Records from a dataset:
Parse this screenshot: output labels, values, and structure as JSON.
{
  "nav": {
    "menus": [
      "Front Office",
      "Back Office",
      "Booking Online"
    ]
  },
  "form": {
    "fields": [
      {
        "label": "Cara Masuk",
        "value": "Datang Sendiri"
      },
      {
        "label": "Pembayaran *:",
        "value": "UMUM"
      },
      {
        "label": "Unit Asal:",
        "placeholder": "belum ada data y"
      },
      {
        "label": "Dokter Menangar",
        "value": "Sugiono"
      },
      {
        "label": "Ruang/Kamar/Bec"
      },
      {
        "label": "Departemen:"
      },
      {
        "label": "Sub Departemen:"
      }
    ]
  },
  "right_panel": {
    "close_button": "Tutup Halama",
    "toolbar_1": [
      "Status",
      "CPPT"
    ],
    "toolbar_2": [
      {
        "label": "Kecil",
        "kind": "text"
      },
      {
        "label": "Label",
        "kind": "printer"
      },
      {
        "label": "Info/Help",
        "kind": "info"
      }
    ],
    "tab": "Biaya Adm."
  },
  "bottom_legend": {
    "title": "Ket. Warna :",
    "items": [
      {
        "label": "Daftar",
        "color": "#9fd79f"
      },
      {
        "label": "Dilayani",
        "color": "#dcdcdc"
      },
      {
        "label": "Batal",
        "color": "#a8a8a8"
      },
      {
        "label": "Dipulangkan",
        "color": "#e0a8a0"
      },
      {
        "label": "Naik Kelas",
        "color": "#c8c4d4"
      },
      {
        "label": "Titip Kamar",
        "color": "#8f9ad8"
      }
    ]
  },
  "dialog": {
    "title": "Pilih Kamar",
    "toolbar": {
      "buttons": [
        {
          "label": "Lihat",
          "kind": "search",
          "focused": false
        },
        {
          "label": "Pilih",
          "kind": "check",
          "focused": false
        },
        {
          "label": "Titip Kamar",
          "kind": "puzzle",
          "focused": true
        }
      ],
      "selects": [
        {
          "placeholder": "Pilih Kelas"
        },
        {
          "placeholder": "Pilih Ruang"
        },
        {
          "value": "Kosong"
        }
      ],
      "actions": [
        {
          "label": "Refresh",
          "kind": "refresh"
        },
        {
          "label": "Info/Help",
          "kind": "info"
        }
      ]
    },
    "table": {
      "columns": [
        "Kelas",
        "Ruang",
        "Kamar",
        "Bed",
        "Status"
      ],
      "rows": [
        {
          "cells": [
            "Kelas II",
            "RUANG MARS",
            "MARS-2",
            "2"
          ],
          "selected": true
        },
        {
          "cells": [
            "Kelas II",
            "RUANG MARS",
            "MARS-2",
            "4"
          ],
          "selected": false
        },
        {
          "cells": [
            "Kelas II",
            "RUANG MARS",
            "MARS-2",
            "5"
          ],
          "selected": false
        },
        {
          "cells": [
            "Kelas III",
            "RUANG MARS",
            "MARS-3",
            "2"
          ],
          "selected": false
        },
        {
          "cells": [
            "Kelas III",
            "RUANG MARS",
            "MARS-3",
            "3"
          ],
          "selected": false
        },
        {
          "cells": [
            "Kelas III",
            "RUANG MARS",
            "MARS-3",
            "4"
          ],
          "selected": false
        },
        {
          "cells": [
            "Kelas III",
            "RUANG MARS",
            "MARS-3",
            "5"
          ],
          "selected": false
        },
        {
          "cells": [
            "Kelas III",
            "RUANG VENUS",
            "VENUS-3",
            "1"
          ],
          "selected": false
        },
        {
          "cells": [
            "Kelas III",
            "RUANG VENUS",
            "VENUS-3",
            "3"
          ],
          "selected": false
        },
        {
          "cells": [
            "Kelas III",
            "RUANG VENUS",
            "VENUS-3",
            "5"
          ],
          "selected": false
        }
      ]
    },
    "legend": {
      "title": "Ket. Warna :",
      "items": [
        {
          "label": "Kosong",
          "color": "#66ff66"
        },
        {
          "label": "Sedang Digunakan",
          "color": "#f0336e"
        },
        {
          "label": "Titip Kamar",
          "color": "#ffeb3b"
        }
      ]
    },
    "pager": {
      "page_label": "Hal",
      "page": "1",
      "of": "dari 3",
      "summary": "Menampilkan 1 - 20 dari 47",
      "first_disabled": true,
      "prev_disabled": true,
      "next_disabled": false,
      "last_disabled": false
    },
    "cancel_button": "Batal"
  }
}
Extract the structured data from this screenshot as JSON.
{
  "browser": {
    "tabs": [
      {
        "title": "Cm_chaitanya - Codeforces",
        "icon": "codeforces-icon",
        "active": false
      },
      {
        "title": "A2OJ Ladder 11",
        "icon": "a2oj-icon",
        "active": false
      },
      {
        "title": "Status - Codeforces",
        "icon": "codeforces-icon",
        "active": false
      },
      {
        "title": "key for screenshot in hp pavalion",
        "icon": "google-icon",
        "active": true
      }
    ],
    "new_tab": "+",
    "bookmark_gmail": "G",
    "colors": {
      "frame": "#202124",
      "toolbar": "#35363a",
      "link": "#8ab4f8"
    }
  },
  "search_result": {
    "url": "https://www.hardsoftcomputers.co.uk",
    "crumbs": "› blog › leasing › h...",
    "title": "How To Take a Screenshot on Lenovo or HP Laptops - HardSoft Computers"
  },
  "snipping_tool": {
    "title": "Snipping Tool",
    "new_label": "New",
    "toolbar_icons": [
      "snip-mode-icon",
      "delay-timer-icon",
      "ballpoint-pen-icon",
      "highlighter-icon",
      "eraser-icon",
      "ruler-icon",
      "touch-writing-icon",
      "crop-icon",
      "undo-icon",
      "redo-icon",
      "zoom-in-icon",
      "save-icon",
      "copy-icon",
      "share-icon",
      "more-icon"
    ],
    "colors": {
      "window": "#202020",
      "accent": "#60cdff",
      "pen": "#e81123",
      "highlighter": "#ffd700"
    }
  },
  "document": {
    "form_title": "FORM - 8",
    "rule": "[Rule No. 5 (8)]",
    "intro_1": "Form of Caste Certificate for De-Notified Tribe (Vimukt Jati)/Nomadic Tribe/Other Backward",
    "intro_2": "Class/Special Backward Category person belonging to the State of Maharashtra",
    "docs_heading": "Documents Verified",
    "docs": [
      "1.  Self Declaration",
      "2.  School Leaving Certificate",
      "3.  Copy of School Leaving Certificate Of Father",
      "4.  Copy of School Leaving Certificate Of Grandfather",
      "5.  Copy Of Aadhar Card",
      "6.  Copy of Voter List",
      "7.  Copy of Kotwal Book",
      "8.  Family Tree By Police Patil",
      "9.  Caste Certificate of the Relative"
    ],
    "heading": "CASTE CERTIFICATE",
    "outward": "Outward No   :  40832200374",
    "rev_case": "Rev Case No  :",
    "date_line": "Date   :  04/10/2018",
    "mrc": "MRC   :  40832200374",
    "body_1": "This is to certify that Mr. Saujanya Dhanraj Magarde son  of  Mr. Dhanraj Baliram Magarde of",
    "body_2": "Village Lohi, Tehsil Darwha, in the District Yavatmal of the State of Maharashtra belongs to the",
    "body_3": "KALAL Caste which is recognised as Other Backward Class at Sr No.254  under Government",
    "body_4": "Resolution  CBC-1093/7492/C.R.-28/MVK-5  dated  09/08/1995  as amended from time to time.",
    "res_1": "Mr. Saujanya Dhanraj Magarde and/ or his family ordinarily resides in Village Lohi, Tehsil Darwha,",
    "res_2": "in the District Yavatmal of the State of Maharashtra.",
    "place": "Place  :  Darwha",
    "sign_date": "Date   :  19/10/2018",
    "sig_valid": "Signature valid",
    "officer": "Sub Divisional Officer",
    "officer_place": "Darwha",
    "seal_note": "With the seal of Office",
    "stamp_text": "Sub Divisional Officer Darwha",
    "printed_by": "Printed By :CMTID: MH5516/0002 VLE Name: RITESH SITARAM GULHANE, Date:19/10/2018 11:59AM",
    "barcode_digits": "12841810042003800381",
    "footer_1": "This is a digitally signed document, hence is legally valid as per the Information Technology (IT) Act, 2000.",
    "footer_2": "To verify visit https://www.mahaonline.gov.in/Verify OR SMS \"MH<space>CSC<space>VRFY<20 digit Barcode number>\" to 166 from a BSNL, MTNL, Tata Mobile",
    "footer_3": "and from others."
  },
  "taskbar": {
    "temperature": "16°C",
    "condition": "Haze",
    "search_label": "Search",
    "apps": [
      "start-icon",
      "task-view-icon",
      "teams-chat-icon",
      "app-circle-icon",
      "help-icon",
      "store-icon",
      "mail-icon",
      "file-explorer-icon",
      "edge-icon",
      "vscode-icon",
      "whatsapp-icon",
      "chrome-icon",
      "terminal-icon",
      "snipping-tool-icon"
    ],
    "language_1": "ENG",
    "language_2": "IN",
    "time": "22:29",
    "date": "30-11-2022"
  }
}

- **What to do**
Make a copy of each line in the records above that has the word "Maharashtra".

- **Solution to this exercise**
    "intro_2": "Class/Special Backward Category person belonging to the State of Maharashtra",
    "body_2": "Village Lohi, Tehsil Darwha, in the District Yavatmal of the State of Maharashtra belongs to the",
    "res_2": "in the District Yavatmal of the State of Maharashtra.",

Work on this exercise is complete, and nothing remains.